The enforcement is ruthless: Voice actor Rachel Butera noted (and gently mocked) the fact that Christine Blasey Ford has an odd style of presentation — she is a 51-year-old woman who spoke before the Senate in the voice and style of an eleven-year-old girl — and was savagely hounded for it. There already have been demands that Disney fire her for the offense (she is the voice of Princess Leia in an animated Star Wars series) and it would be no surprise if she ended up losing her job over it.
That is the Left’s way of doing business: Hold a judicial philosophy at odds with that of Senator Feinstein and you’ll be denounced as a rapist, go to work for the New York Times or the Washington Post or ESPN while holding heterodox political views and you’ll be denounced as a racist, sexist, bigot, etc.
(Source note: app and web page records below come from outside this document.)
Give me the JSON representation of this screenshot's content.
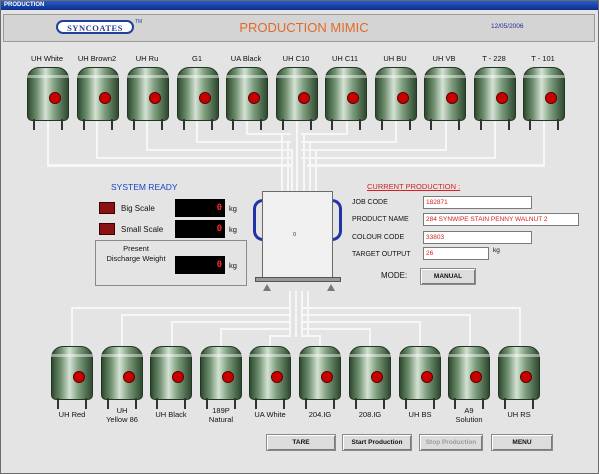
{
  "window": {
    "title": "PRODUCTION"
  },
  "header": {
    "logo": "SYNCOATES",
    "trademark": "TM",
    "title": "PRODUCTION MIMIC",
    "date": "12/05/2006"
  },
  "top_tanks": [
    "UH White",
    "UH Brown2",
    "UH Ru",
    "G1",
    "UA Black",
    "UH C10",
    "UH C11",
    "UH BU",
    "UH VB",
    "T - 228",
    "T - 101"
  ],
  "bottom_tanks": [
    "UH Red",
    "UH\nYellow 86",
    "UH Black",
    "189P\nNatural",
    "UA White",
    "204.IG",
    "208.IG",
    "UH BS",
    "A9\nSolution",
    "UH RS"
  ],
  "status": {
    "system": "SYSTEM READY"
  },
  "scales": {
    "big": {
      "label": "Big Scale",
      "value": "0",
      "unit": "kg"
    },
    "small": {
      "label": "Small Scale",
      "value": "0",
      "unit": "kg"
    },
    "discharge": {
      "label": "Present Discharge Weight",
      "value": "0",
      "unit": "kg"
    }
  },
  "hopper": {
    "value": "0"
  },
  "current_production": {
    "title": "CURRENT PRODUCTION :",
    "job_code_label": "JOB CODE",
    "job_code": "182871",
    "product_name_label": "PRODUCT NAME",
    "product_name": "284 SYNWIPE STAIN PENNY WALNUT 2",
    "colour_code_label": "COLOUR CODE",
    "colour_code": "33803",
    "target_output_label": "TARGET OUTPUT",
    "target_output": "26",
    "target_unit": "kg"
  },
  "mode": {
    "label": "MODE:",
    "button": "MANUAL"
  },
  "buttons": {
    "tare": "TARE",
    "start": "Start Production",
    "stop": "Stop Production",
    "menu": "MENU"
  }
}
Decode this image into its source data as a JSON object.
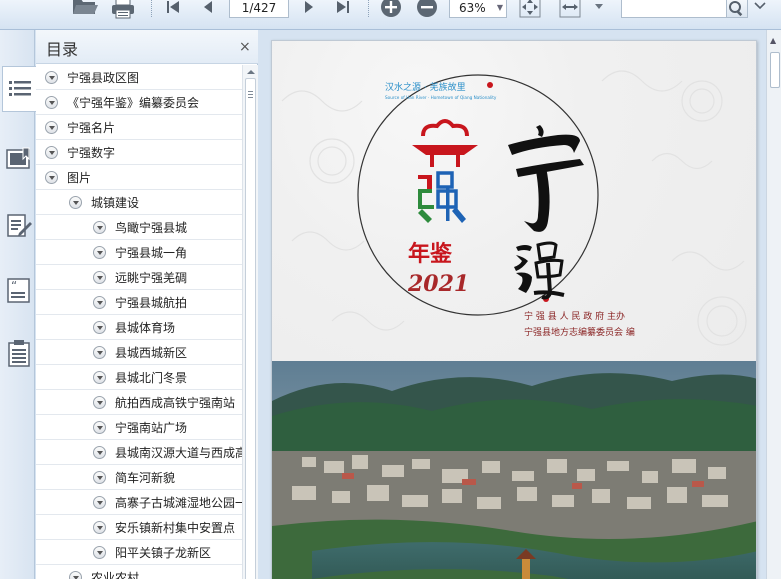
{
  "toolbar": {
    "page_current": "1/427",
    "zoom": "63%",
    "search_value": "",
    "icons": [
      "open-folder-icon",
      "print-icon",
      "first-page-icon",
      "prev-page-icon",
      "next-page-icon",
      "last-page-icon",
      "zoom-in-icon",
      "zoom-out-icon",
      "fit-page-icon",
      "fit-width-icon",
      "dropdown-icon",
      "search-icon",
      "more-icon"
    ]
  },
  "toc": {
    "title": "目录",
    "close": "×",
    "items": [
      {
        "label": "宁强县政区图",
        "level": 0
      },
      {
        "label": "《宁强年鉴》编纂委员会",
        "level": 0
      },
      {
        "label": "宁强名片",
        "level": 0
      },
      {
        "label": "宁强数字",
        "level": 0
      },
      {
        "label": "图片",
        "level": 0
      },
      {
        "label": "城镇建设",
        "level": 1
      },
      {
        "label": "鸟瞰宁强县城",
        "level": 2
      },
      {
        "label": "宁强县城一角",
        "level": 2
      },
      {
        "label": "远眺宁强羌碉",
        "level": 2
      },
      {
        "label": "宁强县城航拍",
        "level": 2
      },
      {
        "label": "县城体育场",
        "level": 2
      },
      {
        "label": "县城西城新区",
        "level": 2
      },
      {
        "label": "县城北门冬景",
        "level": 2
      },
      {
        "label": "航拍西成高铁宁强南站",
        "level": 2
      },
      {
        "label": "宁强南站广场",
        "level": 2
      },
      {
        "label": "县城南汉源大道与西成高",
        "level": 2
      },
      {
        "label": "简车河新貌",
        "level": 2
      },
      {
        "label": "高寨子古城滩湿地公园一",
        "level": 2
      },
      {
        "label": "安乐镇新村集中安置点",
        "level": 2
      },
      {
        "label": "阳平关镇子龙新区",
        "level": 2
      },
      {
        "label": "农业农村",
        "level": 1
      }
    ]
  },
  "cover": {
    "slogan_cn": "汉水之源 · 羌族故里",
    "slogan_en": "Source of Han River · Hometown of Qiang Nationality",
    "title_ning": "宁",
    "title_qiang": "强",
    "logo_char": "强",
    "nianjian": "年鉴",
    "year": "2021",
    "publisher": "宁 强 县 人 民 政 府   主办",
    "editor": "宁强县地方志编纂委员会          编"
  },
  "colors": {
    "accent_red": "#c8161d",
    "brand_green": "#2e8b3d",
    "brand_blue": "#1e63b5",
    "slogan_blue": "#2a8fc9",
    "year_red": "#a8282a",
    "toolbar_icon": "#56606c"
  }
}
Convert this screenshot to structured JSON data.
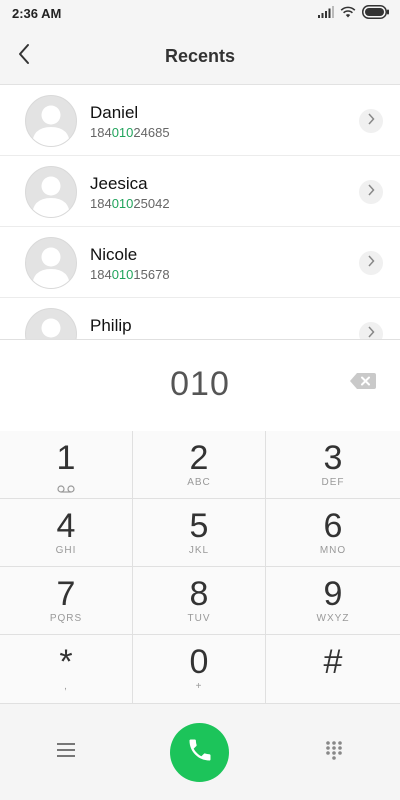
{
  "status_bar": {
    "time": "2:36 AM"
  },
  "header": {
    "title": "Recents"
  },
  "contacts": [
    {
      "name": "Daniel",
      "number_prefix": "184",
      "number_match": "010",
      "number_suffix": "24685"
    },
    {
      "name": "Jeesica",
      "number_prefix": "184",
      "number_match": "010",
      "number_suffix": "25042"
    },
    {
      "name": "Nicole",
      "number_prefix": "184",
      "number_match": "010",
      "number_suffix": "15678"
    },
    {
      "name": "Philip",
      "number_prefix": "",
      "number_match": "",
      "number_suffix": ""
    }
  ],
  "dialer": {
    "input": "010"
  },
  "keypad": [
    {
      "digit": "1",
      "letters": ""
    },
    {
      "digit": "2",
      "letters": "ABC"
    },
    {
      "digit": "3",
      "letters": "DEF"
    },
    {
      "digit": "4",
      "letters": "GHI"
    },
    {
      "digit": "5",
      "letters": "JKL"
    },
    {
      "digit": "6",
      "letters": "MNO"
    },
    {
      "digit": "7",
      "letters": "PQRS"
    },
    {
      "digit": "8",
      "letters": "TUV"
    },
    {
      "digit": "9",
      "letters": "WXYZ"
    },
    {
      "digit": "*",
      "letters": ","
    },
    {
      "digit": "0",
      "letters": "+"
    },
    {
      "digit": "#",
      "letters": ""
    }
  ],
  "icons": {
    "back": "back-arrow-icon",
    "backspace": "backspace-icon",
    "voicemail": "voicemail-icon",
    "menu": "menu-icon",
    "call": "phone-icon",
    "dialpad": "dialpad-icon"
  },
  "colors": {
    "accent": "#21a45c",
    "call_button": "#1cc45a",
    "background": "#f5f5f5"
  }
}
Point out that there are inconsistencies in an accusation — or that fabricated sexual-assault allegations are not-uncommonly used as political weapons — and you’ll be denounced as a rape apologist. The point of that isn’t only to interfere with the careers of the Brett Kavanaughs and Bret Stephenses of the world but also to make things as painful as possible for those who work with them and for those who come after — or might come after — them.
It’s tempting to think of that as banana-republic stuff, but it’s just bananas.
My conservative colleagues have done themselves credit in their scrupulousness in their treatment of Christine Blasey Ford. (Though could we just once stop and think about the fact that “Believe the victim!” is a textbook example of begging the question?) But there are lies afoot here, and there is the cynical exploitation of lies, too. Under Senator Feinstein’s leadership, the Democrats have introduced weaponized slander into the arsenal of ordinary political weapons. That is a bell that probably cannot be unrung. The Democrats have created an environment that will render ordinary political discourse almost impossible for years to come, initiating an attack on fundamental democratic norms — and on decency, too. This has been shameful, and there should be a reckoning.
That reckoning will not come from the New York Times or from the faculty of the Yale Law School. And it will not come from mind-killed partisans who will believe — or at least pretend to believe — anything that justifies and facilitates their pursuit of power. “She sounded credible to me!” they say. People who are telling us what we want to hear often do. That isn’t good enough — and this cynical smear campaign cannot be allowed to go unanswered. Everybody likes to think that they would have had the good sense and spine to stand against Senator Joseph McCarthy or the House Un-American Activities Committee.
But as the Democrats in rodential retreat go slinking sideways away from this failed attempt at character assassination, what will we do? Not only in November, but after? They would very much like to make this election about Donald Trump, but this has very little to do with the president. They tried to do the same thing to Mitt Romney that they tried with Brett Kavanaugh, and they would have done the same thing if it had been President Romney naming a new justice.
If you don’t punish a political party for this, what do you punish one for?